Lisa Guerin is the author or co-author of several Nolo books, including The Manager's Legal Handbook, Dealing with Problem Employees, The Essential Guide to Federal Employment Laws, The Essential Guide to Family & Medical Leave, Workplace Investigations, and Create Your Own Employee Handbook. Guerin has practiced employment law in government, public interest, and private practice, where she has represented clients at all levels of state and federal courts and in agency proceedings. She is a graduate of UC Berkeley School of Law.
Articles By Lisa Guerin
What to do if you are being discriminated against or harassed at work.
The federal Family and Medical Leave Act (FMLA) was passed to help employees balance work and family obligations. The law requires employers to let employees take leave to care for family members or recover from a serious illness. But not every employer, employee, or need for leave is covered. This article explains ten things employees should know about this landmark law.

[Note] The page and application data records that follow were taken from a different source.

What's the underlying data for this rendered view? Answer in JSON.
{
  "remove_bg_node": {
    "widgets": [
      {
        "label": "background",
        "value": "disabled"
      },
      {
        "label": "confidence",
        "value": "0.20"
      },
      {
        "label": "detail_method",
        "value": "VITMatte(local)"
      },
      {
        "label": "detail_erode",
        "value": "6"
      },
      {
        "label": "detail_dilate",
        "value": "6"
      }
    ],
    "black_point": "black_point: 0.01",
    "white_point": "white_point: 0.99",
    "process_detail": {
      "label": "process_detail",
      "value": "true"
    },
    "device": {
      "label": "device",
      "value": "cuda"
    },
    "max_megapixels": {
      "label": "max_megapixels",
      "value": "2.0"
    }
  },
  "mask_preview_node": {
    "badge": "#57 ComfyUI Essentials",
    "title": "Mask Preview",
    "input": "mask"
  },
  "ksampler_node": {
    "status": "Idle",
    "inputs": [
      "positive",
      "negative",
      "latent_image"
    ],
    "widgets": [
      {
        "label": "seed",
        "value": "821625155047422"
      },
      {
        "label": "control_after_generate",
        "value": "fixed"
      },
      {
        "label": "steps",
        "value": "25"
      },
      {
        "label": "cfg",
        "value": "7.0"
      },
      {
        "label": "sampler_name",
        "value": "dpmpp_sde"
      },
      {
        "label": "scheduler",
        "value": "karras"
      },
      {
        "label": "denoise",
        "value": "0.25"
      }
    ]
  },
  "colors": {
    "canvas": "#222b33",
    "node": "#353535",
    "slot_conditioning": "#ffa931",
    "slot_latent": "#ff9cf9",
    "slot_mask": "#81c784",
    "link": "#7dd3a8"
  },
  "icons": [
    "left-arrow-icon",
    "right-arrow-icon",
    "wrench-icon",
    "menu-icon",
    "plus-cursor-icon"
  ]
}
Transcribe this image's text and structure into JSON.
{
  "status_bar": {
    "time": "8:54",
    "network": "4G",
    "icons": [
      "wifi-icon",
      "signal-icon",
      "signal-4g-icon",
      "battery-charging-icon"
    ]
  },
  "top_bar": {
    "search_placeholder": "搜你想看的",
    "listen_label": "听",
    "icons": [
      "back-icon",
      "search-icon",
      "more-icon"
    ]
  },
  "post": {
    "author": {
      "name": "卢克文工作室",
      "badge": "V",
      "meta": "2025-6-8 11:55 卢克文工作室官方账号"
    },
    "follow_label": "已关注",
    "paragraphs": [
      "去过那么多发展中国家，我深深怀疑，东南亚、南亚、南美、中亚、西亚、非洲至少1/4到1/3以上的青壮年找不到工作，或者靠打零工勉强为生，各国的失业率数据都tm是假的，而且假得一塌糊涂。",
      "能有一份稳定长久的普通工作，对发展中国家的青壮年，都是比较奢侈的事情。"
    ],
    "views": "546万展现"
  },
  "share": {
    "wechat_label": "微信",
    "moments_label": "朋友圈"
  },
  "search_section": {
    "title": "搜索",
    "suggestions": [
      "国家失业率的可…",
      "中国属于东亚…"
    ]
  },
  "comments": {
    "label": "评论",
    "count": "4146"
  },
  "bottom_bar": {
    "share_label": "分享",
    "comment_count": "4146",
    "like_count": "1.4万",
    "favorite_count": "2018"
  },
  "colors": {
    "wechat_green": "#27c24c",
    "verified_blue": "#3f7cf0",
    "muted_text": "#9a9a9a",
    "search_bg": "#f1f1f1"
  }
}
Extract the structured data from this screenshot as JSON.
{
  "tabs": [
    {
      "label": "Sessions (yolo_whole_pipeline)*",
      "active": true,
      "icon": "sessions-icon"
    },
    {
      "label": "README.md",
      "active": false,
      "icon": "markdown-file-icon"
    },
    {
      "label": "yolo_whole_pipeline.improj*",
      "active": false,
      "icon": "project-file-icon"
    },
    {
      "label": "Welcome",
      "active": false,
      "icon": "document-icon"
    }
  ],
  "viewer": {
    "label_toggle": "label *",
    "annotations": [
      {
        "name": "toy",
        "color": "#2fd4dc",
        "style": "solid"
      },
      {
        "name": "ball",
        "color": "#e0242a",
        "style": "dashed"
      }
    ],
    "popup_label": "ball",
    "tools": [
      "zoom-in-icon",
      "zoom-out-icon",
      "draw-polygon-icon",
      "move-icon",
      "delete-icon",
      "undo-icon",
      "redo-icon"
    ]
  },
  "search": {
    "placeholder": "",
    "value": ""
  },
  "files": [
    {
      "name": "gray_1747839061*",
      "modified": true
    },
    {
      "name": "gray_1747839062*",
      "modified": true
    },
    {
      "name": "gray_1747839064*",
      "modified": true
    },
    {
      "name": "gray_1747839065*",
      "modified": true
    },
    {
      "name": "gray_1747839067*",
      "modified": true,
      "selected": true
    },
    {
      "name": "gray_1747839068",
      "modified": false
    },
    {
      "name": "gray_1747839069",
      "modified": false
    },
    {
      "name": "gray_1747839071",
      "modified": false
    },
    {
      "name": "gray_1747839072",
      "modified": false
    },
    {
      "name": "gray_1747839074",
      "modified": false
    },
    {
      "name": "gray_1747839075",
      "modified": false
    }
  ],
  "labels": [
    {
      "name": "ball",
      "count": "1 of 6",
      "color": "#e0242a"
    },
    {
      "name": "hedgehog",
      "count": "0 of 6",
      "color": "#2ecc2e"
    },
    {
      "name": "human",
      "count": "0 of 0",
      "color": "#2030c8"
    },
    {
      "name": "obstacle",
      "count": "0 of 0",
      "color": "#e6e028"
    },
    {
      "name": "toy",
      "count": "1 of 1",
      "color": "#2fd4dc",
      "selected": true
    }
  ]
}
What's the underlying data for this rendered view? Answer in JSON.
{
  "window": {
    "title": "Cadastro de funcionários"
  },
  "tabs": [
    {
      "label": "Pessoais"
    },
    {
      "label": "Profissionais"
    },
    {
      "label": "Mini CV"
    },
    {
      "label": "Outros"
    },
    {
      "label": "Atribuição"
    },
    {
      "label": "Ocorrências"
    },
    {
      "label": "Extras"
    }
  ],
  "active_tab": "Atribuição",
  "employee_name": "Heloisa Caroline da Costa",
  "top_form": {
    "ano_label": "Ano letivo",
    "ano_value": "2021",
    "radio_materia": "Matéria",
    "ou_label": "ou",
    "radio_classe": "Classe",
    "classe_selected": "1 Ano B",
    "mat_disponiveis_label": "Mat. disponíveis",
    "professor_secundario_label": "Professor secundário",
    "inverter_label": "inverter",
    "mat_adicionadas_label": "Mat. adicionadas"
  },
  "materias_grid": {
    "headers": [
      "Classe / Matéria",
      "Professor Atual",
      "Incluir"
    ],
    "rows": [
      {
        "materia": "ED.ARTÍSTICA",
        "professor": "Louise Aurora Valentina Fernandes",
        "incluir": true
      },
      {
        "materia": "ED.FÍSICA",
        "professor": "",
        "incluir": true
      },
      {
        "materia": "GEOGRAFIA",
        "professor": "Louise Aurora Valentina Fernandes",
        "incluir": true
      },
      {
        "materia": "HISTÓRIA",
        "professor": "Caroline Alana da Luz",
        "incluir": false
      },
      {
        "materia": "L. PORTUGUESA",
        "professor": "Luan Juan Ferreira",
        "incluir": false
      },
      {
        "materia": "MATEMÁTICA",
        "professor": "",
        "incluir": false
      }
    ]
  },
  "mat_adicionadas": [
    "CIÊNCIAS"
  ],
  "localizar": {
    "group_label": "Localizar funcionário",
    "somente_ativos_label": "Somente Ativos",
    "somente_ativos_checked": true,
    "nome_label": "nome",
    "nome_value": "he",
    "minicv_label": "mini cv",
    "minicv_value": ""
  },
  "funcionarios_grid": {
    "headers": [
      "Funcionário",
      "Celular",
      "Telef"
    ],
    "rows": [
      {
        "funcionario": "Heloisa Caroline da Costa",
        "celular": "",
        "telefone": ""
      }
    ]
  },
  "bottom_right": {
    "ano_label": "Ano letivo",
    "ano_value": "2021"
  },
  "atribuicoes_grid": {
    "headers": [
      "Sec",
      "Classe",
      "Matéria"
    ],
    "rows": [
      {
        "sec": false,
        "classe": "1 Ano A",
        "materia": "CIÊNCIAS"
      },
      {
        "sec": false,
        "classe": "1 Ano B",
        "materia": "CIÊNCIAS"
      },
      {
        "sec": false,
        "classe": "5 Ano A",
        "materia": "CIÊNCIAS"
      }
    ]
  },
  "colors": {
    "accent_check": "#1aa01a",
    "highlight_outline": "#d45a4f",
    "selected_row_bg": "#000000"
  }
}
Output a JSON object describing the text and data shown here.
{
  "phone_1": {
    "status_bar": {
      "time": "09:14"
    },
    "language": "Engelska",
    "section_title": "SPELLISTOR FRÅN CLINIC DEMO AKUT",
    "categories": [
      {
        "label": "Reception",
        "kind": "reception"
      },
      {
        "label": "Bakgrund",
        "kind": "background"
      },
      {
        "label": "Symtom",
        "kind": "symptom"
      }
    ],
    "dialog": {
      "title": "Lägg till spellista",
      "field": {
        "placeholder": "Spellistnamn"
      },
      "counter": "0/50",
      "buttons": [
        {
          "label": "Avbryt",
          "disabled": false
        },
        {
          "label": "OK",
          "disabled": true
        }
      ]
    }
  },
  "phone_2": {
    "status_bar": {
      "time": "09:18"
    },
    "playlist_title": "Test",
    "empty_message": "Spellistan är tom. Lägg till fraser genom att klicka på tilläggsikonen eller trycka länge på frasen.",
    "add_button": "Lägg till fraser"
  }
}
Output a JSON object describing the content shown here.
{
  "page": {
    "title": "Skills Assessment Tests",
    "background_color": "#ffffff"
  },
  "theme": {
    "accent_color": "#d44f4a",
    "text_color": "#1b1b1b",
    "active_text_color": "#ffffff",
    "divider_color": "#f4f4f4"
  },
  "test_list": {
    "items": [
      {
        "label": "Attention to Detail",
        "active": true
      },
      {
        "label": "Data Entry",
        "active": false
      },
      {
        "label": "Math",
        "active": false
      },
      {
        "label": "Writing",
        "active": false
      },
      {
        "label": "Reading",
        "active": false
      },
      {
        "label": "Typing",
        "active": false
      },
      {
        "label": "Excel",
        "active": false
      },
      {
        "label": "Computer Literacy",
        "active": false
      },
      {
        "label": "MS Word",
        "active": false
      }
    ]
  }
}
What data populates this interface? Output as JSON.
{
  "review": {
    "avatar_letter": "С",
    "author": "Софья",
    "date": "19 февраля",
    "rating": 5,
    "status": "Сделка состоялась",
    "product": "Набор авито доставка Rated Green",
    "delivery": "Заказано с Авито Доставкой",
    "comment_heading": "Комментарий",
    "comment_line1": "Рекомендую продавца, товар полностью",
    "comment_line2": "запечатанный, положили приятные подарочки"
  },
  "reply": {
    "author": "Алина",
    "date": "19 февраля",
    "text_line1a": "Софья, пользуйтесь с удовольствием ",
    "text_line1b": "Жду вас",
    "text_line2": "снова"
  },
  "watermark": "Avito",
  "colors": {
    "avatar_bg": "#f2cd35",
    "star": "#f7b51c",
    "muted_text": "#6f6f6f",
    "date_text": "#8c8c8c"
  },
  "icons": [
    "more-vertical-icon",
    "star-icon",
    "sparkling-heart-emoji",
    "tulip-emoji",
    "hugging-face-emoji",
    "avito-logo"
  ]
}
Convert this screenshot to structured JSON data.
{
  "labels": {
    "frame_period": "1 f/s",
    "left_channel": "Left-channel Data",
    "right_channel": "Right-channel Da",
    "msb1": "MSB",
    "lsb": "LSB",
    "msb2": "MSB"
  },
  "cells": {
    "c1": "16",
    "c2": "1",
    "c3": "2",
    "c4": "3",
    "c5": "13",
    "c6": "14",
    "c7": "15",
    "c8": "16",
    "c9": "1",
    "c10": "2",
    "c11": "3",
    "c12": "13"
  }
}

With Facebook boasting 750 million users, and millions more using Twitter, LinkedIn, MySpace, and other social networking sites to post content, chances are good that many employees at any given company have a social media presence. You may consider your online posts to be personal -- put up for friends
If you are looking for a job, you need all the help you can get, especially in these tough economic times. Positive references from former employers can go a long way towards getting your foot in the door of a new job. Negative references can have an equally strong effect, but the door is more likely to slam in your face.
On-call time is time when an employee is not actually performing job duties, but must be available to work if called upon. For example, a trauma nurse who must carry a pager and return to the hospital immediately if paged is on call, as is a computer technician who must respond to help calls over the weekend.
Question: Recently my employer decided to "let" us use our own laptops for work. But I don't own a laptop, and I don't think I should have to buy one just to do my job. Can they require me to provide my own work computer?
Question: I work for a big construction firm, and I'm often the only woman on a job site. A couple of the guys I work with have been making really gross sexual comments around me and calling me names. I joked with them about it for a while, but they kept getting worse. Finally, I told them they were bothering me and asked them to stop. Well, they didn't stop.
Employees and applicants are protected from discrimination and harassment based on their religions, their religious beliefs or practices, and even their lack of religious beliefs. Title VII, the federal law that prohibits employment discrimination, applies to private employers with at least 15 employees.
Question: I am Jewish, although my parents were not very religious. In the last year or so, I have begun attending services at the Temple again and studying the Torah. I recently decided to adopt a more religious lifestyle, including observing the Sabbath. I work a Tuesday through Saturday shift, so
Employees who complain about discrimination or harassment are protected from retaliation. An employer may not punish employees for asserting their rights. However, retaliation still happens; in fact, more that a third of the discrimination charges filed with the Equal Employment Opportunity Commission (EEOC) in the past few years include a retaliation claim.